Leverage your cross-over perspective.
If you look at my background, I have nothing to do with the media. The reason that people loved what I was doing and that startups respect what we’re doing, I think, is the cross-over, interdisciplinary perspective.
My background in computer science really helped. I talk with startups and founders not as a traditional journalist but as a tech guy, focusing on our interests instead of trying to catch eyeballs like traditional media.
It’s good for the founders to know that we understand technology, so that we can find the synergy. Tech journalists have to be tech-oriented on top of being a journalist.
No matter what your background, know that your outsider status can give you advantages. Whatever you’re in, plug in what you already have. That will make you stand out.
3. What have you learned about building a great company culture?
It’s been a learning curve: scaling from a one-person team to 10-person staff is a story, from 10 to 100 is another story. The most important thing is to convince your staff to follow your dream and what you want to achieve.
I made some mistakes earlier and saw my founder friends make the same mistake. We all know founders with great mindsets, good backgrounds, good leadership skills; but the company still fails. When you do a postmortem, you realize that as the team gets bigger, it’s all about the team mindset. It’s no longer the one founder’s mindset.
It’s very important to explain your 1-2 year vision so that the team can understand and execute your ideas, so that everyone is on the right track. Many founders fail, not because the team is not good enough, but because their visions didn’t align.
4. What excites you about the future of technology?
Technology has always been my lifelong passion. I’d love to see more 5G applications. It’s full of potential: once 5G is more ready and commercially viable, opportunities will bloom in many other sectors including AR, VR, IoT, etc.
Another exciting thing is what’s happening in Southeast Asia. We’ve been tracking China for quite a while and are excited to see what will happen in Southeast Asia in the next five or 10 years.
History is repeating itself: what has happened in China is playing out in this part of the world. China used to look to Silicon Valley to copy everything: five years ago, companies in China used to pitch themselves as the YouTube or Twitter of China. Now, Southeast Asian startups are introducing themselves as the Luckin of Indonesia, or the TikTok or other Chinese companies of Southeast Asia.
China has moved fast in the tech space, and the next centers of innovation would be in Southeast Asia or APAC in broader terms.
5. One habit that has the most impact on your life

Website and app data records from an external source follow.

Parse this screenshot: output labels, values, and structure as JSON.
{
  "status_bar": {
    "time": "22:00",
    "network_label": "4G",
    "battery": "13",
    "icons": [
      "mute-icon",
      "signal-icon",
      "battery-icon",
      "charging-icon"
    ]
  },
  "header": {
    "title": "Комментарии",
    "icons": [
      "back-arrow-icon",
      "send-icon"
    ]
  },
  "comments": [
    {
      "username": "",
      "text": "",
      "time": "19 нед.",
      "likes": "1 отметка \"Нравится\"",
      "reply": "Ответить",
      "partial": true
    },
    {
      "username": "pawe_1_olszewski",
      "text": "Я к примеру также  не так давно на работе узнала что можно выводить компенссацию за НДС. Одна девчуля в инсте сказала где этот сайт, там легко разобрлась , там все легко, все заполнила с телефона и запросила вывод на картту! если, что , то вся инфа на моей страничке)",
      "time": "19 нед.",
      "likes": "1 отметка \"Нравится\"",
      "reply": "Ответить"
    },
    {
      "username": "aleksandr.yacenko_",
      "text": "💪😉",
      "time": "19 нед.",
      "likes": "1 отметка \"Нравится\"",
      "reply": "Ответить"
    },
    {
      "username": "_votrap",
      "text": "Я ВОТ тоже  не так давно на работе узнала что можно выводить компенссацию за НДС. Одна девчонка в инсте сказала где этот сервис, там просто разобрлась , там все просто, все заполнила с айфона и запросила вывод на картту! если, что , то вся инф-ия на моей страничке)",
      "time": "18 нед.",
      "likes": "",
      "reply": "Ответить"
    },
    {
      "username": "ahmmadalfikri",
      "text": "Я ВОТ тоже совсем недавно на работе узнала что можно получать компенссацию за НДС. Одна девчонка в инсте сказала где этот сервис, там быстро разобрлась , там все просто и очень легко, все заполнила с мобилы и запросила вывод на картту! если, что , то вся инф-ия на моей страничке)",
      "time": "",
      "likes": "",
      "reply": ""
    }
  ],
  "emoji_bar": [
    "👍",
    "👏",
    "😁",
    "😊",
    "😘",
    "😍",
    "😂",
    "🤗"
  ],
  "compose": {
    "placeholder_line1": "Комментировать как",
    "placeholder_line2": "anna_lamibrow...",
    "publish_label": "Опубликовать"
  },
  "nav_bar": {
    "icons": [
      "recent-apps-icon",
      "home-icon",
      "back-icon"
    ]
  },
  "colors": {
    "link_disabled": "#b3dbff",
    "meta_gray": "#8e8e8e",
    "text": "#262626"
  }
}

I’d recommend trying out new things, as much as you can. I spent most of my time on the management side now, but still I’m learning video editing myself.
I interviewed Paypal co-founder Max Levchin a long time ago, but something he said stuck with me. Max said that for founders to succeed, the most important thing is to be curious.
So I’d say keep your lifelong curiosity. You may find something that amplifies what you’re doing right now, or discover something you really want to do next.
Bonus: Habit for life
When I started TechNode as a blog, from 2008 till 2012, nobody believed or understood the idea behind a tech blog. My family supported me, but they didn’t get it. Because it was just a blog. Come to think of it, there are so many blogs that just fade out and die. Sometimes I feel that I’m lucky because I didn’t do anything significantly greater than others. But I followed my passion and essentially just kept doing what felt true to me.
If you really feel the passion, you have to stick to it. If you’re recognized by the industry, if people respect you for what you are doing, then you have found your way.